■ **Task statement**: Set down each record below exactly as it stands. Pictures are not part of the copy.

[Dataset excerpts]
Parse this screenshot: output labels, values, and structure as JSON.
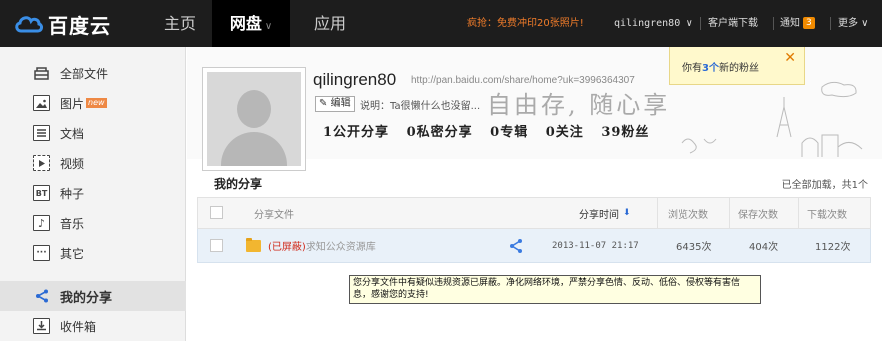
{
  "topbar": {
    "logo_text": "百度云",
    "nav": [
      {
        "label": "主页"
      },
      {
        "label": "网盘",
        "caret": "∨"
      },
      {
        "label": "应用"
      }
    ],
    "promo": "疯抢：免费冲印20张照片!",
    "username": "qilingren80 ∨",
    "client_download": "客户端下载",
    "notification": "通知",
    "notification_count": "3",
    "more": "更多 ∨"
  },
  "sidebar": {
    "items": [
      {
        "label": "全部文件",
        "icon": "folder-icon"
      },
      {
        "label": "图片",
        "icon": "image-icon",
        "badge": "new"
      },
      {
        "label": "文档",
        "icon": "document-icon"
      },
      {
        "label": "视频",
        "icon": "video-icon"
      },
      {
        "label": "种子",
        "icon": "bt-icon",
        "glyph": "BT"
      },
      {
        "label": "音乐",
        "icon": "music-icon",
        "glyph": "♪"
      },
      {
        "label": "其它",
        "icon": "other-icon",
        "glyph": "···"
      },
      {
        "label": "我的分享",
        "icon": "share-icon",
        "active": true
      },
      {
        "label": "收件箱",
        "icon": "inbox-icon"
      }
    ]
  },
  "profile": {
    "username": "qilingren80",
    "url": "http://pan.baidu.com/share/home?uk=3996364307",
    "edit_label": "编辑",
    "description": "说明：Ta很懒什么也没留...",
    "slogan": "自由存, 随心享",
    "stats": [
      {
        "label": "1公开分享"
      },
      {
        "label": "0私密分享"
      },
      {
        "label": "0专辑"
      },
      {
        "label": "0关注"
      },
      {
        "label": "39粉丝"
      }
    ]
  },
  "notice": {
    "prefix": "你有",
    "count": "3个",
    "suffix": "新的粉丝",
    "close": "✕"
  },
  "shares": {
    "title": "我的分享",
    "loaded_text": "已全部加载，共1个",
    "columns": {
      "file": "分享文件",
      "time": "分享时间",
      "sort_arrow": "⬇",
      "views": "浏览次数",
      "saves": "保存次数",
      "downloads": "下载次数"
    },
    "rows": [
      {
        "status": "(已屏蔽)",
        "name": "求知公众资源库",
        "time": "2013-11-07 21:17",
        "views": "6435次",
        "saves": "404次",
        "downloads": "1122次"
      }
    ]
  },
  "tooltip": {
    "text": "您分享文件中有疑似违规资源已屏蔽。净化网络环境，严禁分享色情、反动、低俗、侵权等有害信息，感谢您的支持!"
  },
  "colors": {
    "topbar_bg": "#1d1d1d",
    "accent_blue": "#2b6ad4",
    "blocked_red": "#d02a1a",
    "promo_orange": "#f07c2a"
  }
}
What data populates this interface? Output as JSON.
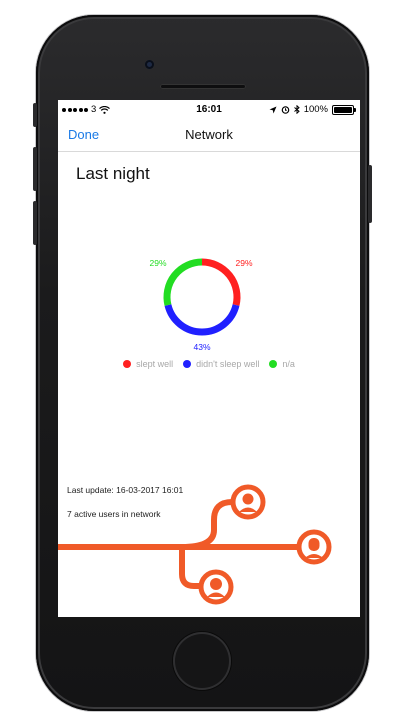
{
  "statusbar": {
    "carrier": "3",
    "time": "16:01",
    "battery": "100%"
  },
  "navbar": {
    "done_label": "Done",
    "title": "Network"
  },
  "section": {
    "title": "Last night"
  },
  "colors": {
    "slept_well": "#ff2020",
    "didnt_sleep_well": "#2020ff",
    "na": "#22dd22",
    "accent": "#f05a28",
    "link": "#1a7ae6"
  },
  "chart_data": {
    "type": "pie",
    "categories": [
      "slept well",
      "didn't sleep well",
      "n/a"
    ],
    "values": [
      29,
      43,
      29
    ],
    "labels": [
      "29%",
      "43%",
      "29%"
    ],
    "donut": true,
    "legend": "bottom"
  },
  "legend": {
    "items": [
      "slept well",
      "didn't sleep well",
      "n/a"
    ]
  },
  "info": {
    "last_update": "Last update: 16-03-2017 16:01",
    "active_users": "7 active users in network"
  },
  "icons": [
    "wifi-icon",
    "location-icon",
    "alarm-icon",
    "bluetooth-icon",
    "battery-icon",
    "user-avatar-icon"
  ]
}
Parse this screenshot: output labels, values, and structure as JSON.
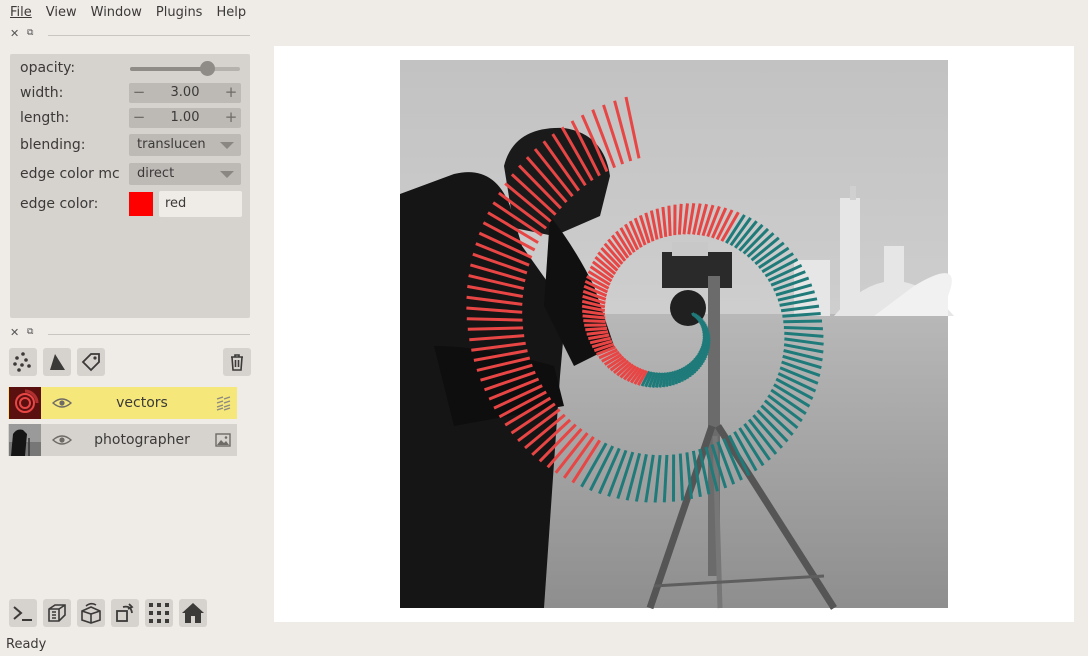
{
  "menu": [
    "File",
    "View",
    "Window",
    "Plugins",
    "Help"
  ],
  "layer_controls": {
    "opacity_label": "opacity:",
    "opacity_value": 0.7,
    "width_label": "width:",
    "width_value": "3.00",
    "length_label": "length:",
    "length_value": "1.00",
    "blending_label": "blending:",
    "blending_value": "translucen",
    "edge_color_mode_label": "edge color mc",
    "edge_color_mode_value": "direct",
    "edge_color_label": "edge color:",
    "edge_color_value": "red",
    "edge_color_swatch": "#ff0000"
  },
  "layer_buttons": [
    "points-icon",
    "shapes-icon",
    "labels-icon",
    "delete-icon"
  ],
  "layers": [
    {
      "name": "vectors",
      "selected": true,
      "visible": true,
      "type_icon": "vectors-icon"
    },
    {
      "name": "photographer",
      "selected": false,
      "visible": true,
      "type_icon": "image-icon"
    }
  ],
  "viewer_buttons": [
    "console-icon",
    "ndisplay-icon",
    "roll-icon",
    "transpose-icon",
    "grid-icon",
    "home-icon"
  ],
  "colors": {
    "selected_layer": "#f5e77a",
    "panel": "#d6d2ce",
    "background": "#efebe7",
    "vector_red": "#e84545",
    "vector_teal": "#1f7a7a"
  },
  "status": "Ready"
}
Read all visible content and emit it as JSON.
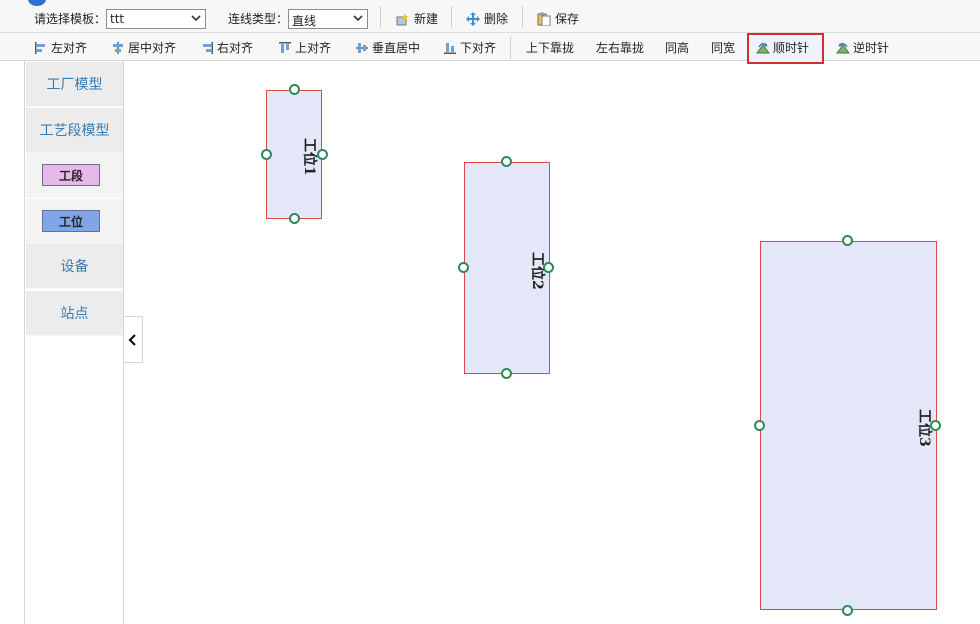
{
  "toolbar": {
    "template_label": "请选择模板：",
    "template_value": "ttt",
    "link_type_label": "连线类型：",
    "link_type_value": "直线",
    "new_label": "新建",
    "delete_label": "删除",
    "save_label": "保存"
  },
  "align_toolbar": {
    "left_align": "左对齐",
    "center_align": "居中对齐",
    "right_align": "右对齐",
    "top_align": "上对齐",
    "vertical_center": "垂直居中",
    "bottom_align": "下对齐",
    "vertical_distribute": "上下靠拢",
    "horizontal_distribute": "左右靠拢",
    "same_height": "同高",
    "same_width": "同宽",
    "clockwise": "顺时针",
    "counterclockwise": "逆时针"
  },
  "sidebar": {
    "items": [
      {
        "label": "工厂模型"
      },
      {
        "label": "工艺段模型"
      },
      {
        "label": "工段",
        "color": "#e8b8ea"
      },
      {
        "label": "工位",
        "color": "#7ea6e8"
      },
      {
        "label": "设备"
      },
      {
        "label": "站点"
      }
    ]
  },
  "canvas": {
    "nodes": [
      {
        "label": "工位1"
      },
      {
        "label": "工位2"
      },
      {
        "label": "工位3"
      }
    ]
  },
  "colors": {
    "node_fill": "#e4e7f7",
    "node_border": "#e0474c",
    "port": "#2e8a55",
    "accent": "#3a7bb0",
    "highlight": "#d32f2f"
  }
}
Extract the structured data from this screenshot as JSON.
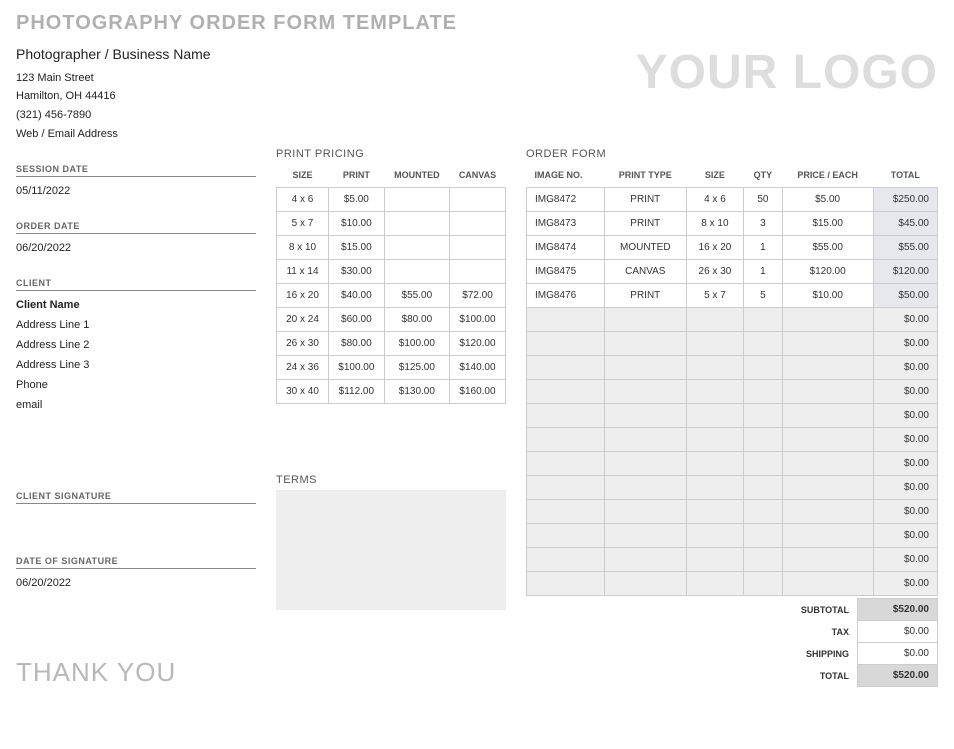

■ **Answer area**:
Parse this screenshot: output labels, values, and structure as JSON.
{
  "topbar": {
    "logo_text": "百度云",
    "nav": [
      {
        "label": "主页"
      },
      {
        "label": "网盘",
        "caret": "∨"
      },
      {
        "label": "应用"
      }
    ],
    "promo": "疯抢：免费冲印20张照片!",
    "username": "qilingren80 ∨",
    "client_download": "客户端下载",
    "notification": "通知",
    "notification_count": "3",
    "more": "更多 ∨"
  },
  "sidebar": {
    "items": [
      {
        "label": "全部文件",
        "icon": "folder-icon"
      },
      {
        "label": "图片",
        "icon": "image-icon",
        "badge": "new"
      },
      {
        "label": "文档",
        "icon": "document-icon"
      },
      {
        "label": "视频",
        "icon": "video-icon"
      },
      {
        "label": "种子",
        "icon": "bt-icon",
        "glyph": "BT"
      },
      {
        "label": "音乐",
        "icon": "music-icon",
        "glyph": "♪"
      },
      {
        "label": "其它",
        "icon": "other-icon",
        "glyph": "···"
      },
      {
        "label": "我的分享",
        "icon": "share-icon",
        "active": true
      },
      {
        "label": "收件箱",
        "icon": "inbox-icon"
      }
    ]
  },
  "profile": {
    "username": "qilingren80",
    "url": "http://pan.baidu.com/share/home?uk=3996364307",
    "edit_label": "编辑",
    "description": "说明：Ta很懒什么也没留...",
    "slogan": "自由存, 随心享",
    "stats": [
      {
        "label": "1公开分享"
      },
      {
        "label": "0私密分享"
      },
      {
        "label": "0专辑"
      },
      {
        "label": "0关注"
      },
      {
        "label": "39粉丝"
      }
    ]
  },
  "notice": {
    "prefix": "你有",
    "count": "3个",
    "suffix": "新的粉丝",
    "close": "✕"
  },
  "shares": {
    "title": "我的分享",
    "loaded_text": "已全部加载，共1个",
    "columns": {
      "file": "分享文件",
      "time": "分享时间",
      "sort_arrow": "⬇",
      "views": "浏览次数",
      "saves": "保存次数",
      "downloads": "下载次数"
    },
    "rows": [
      {
        "status": "(已屏蔽)",
        "name": "求知公众资源库",
        "time": "2013-11-07 21:17",
        "views": "6435次",
        "saves": "404次",
        "downloads": "1122次"
      }
    ]
  },
  "tooltip": {
    "text": "您分享文件中有疑似违规资源已屏蔽。净化网络环境，严禁分享色情、反动、低俗、侵权等有害信息，感谢您的支持!"
  },
  "colors": {
    "topbar_bg": "#1d1d1d",
    "accent_blue": "#2b6ad4",
    "blocked_red": "#d02a1a",
    "promo_orange": "#f07c2a"
  }
}
What data populates this interface? Output as JSON.
{
  "statusbar": {
    "carrier": "3",
    "time": "16:01",
    "battery": "100%"
  },
  "navbar": {
    "done_label": "Done",
    "title": "Network"
  },
  "section": {
    "title": "Last night"
  },
  "colors": {
    "slept_well": "#ff2020",
    "didnt_sleep_well": "#2020ff",
    "na": "#22dd22",
    "accent": "#f05a28",
    "link": "#1a7ae6"
  },
  "chart_data": {
    "type": "pie",
    "categories": [
      "slept well",
      "didn't sleep well",
      "n/a"
    ],
    "values": [
      29,
      43,
      29
    ],
    "labels": [
      "29%",
      "43%",
      "29%"
    ],
    "donut": true,
    "legend": "bottom"
  },
  "legend": {
    "items": [
      "slept well",
      "didn't sleep well",
      "n/a"
    ]
  },
  "info": {
    "last_update": "Last update: 16-03-2017 16:01",
    "active_users": "7 active users in network"
  },
  "icons": [
    "wifi-icon",
    "location-icon",
    "alarm-icon",
    "bluetooth-icon",
    "battery-icon",
    "user-avatar-icon"
  ]
}
Parse this screenshot: output labels, values, and structure as JSON.
{
  "menu": [
    "File",
    "View",
    "Window",
    "Plugins",
    "Help"
  ],
  "layer_controls": {
    "opacity_label": "opacity:",
    "opacity_value": 0.7,
    "width_label": "width:",
    "width_value": "3.00",
    "length_label": "length:",
    "length_value": "1.00",
    "blending_label": "blending:",
    "blending_value": "translucen",
    "edge_color_mode_label": "edge color mc",
    "edge_color_mode_value": "direct",
    "edge_color_label": "edge color:",
    "edge_color_value": "red",
    "edge_color_swatch": "#ff0000"
  },
  "layer_buttons": [
    "points-icon",
    "shapes-icon",
    "labels-icon",
    "delete-icon"
  ],
  "layers": [
    {
      "name": "vectors",
      "selected": true,
      "visible": true,
      "type_icon": "vectors-icon"
    },
    {
      "name": "photographer",
      "selected": false,
      "visible": true,
      "type_icon": "image-icon"
    }
  ],
  "viewer_buttons": [
    "console-icon",
    "ndisplay-icon",
    "roll-icon",
    "transpose-icon",
    "grid-icon",
    "home-icon"
  ],
  "colors": {
    "selected_layer": "#f5e77a",
    "panel": "#d6d2ce",
    "background": "#efebe7",
    "vector_red": "#e84545",
    "vector_teal": "#1f7a7a"
  },
  "status": "Ready"
}
Read all visible content and emit it as JSON.
{
  "toolbar": {
    "template_label": "请选择模板：",
    "template_value": "ttt",
    "link_type_label": "连线类型：",
    "link_type_value": "直线",
    "new_label": "新建",
    "delete_label": "删除",
    "save_label": "保存"
  },
  "align_toolbar": {
    "left_align": "左对齐",
    "center_align": "居中对齐",
    "right_align": "右对齐",
    "top_align": "上对齐",
    "vertical_center": "垂直居中",
    "bottom_align": "下对齐",
    "vertical_distribute": "上下靠拢",
    "horizontal_distribute": "左右靠拢",
    "same_height": "同高",
    "same_width": "同宽",
    "clockwise": "顺时针",
    "counterclockwise": "逆时针"
  },
  "sidebar": {
    "items": [
      {
        "label": "工厂模型"
      },
      {
        "label": "工艺段模型"
      },
      {
        "label": "工段",
        "color": "#e8b8ea"
      },
      {
        "label": "工位",
        "color": "#7ea6e8"
      },
      {
        "label": "设备"
      },
      {
        "label": "站点"
      }
    ]
  },
  "canvas": {
    "nodes": [
      {
        "label": "工位1"
      },
      {
        "label": "工位2"
      },
      {
        "label": "工位3"
      }
    ]
  },
  "colors": {
    "node_fill": "#e4e7f7",
    "node_border": "#e0474c",
    "port": "#2e8a55",
    "accent": "#3a7bb0",
    "highlight": "#d32f2f"
  }
}
Extract the structured data from this screenshot as JSON.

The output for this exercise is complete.